== Source material ==
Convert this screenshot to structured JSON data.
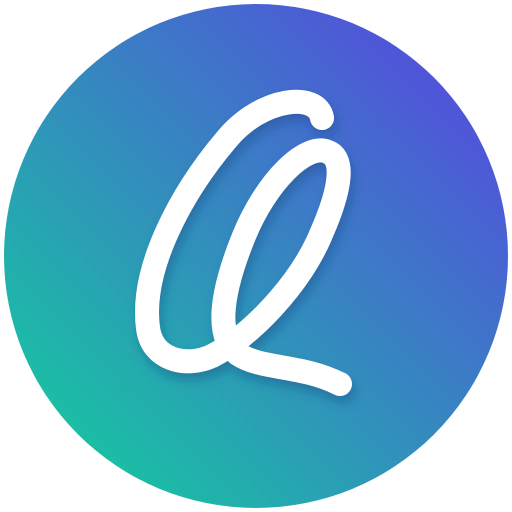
{
  "logo": {
    "icon_name": "script-q-logo-icon",
    "gradient_start": "#10D39A",
    "gradient_end": "#5A3FE4",
    "glyph_color": "#FFFFFF",
    "shadow_color": "#1E4E86"
  }
}
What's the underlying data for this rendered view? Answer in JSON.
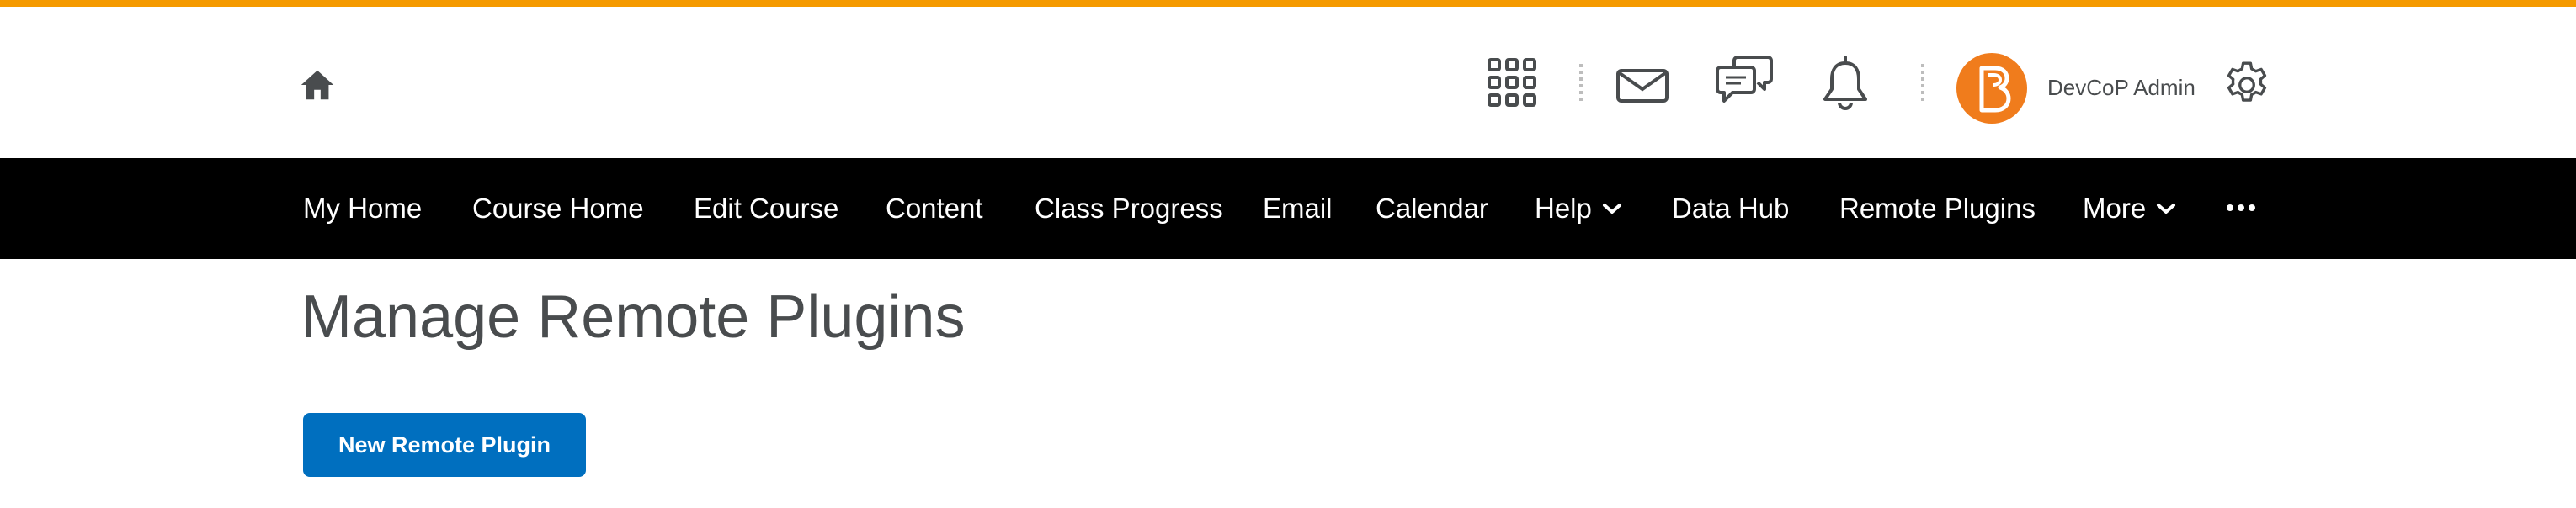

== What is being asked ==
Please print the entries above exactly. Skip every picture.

== Task result ==
Convert this screenshot to structured JSON data.
{
  "logo": {
    "icon_name": "script-q-logo-icon",
    "gradient_start": "#10D39A",
    "gradient_end": "#5A3FE4",
    "glyph_color": "#FFFFFF",
    "shadow_color": "#1E4E86"
  }
}
What's the underlying data for this rendered view? Answer in JSON.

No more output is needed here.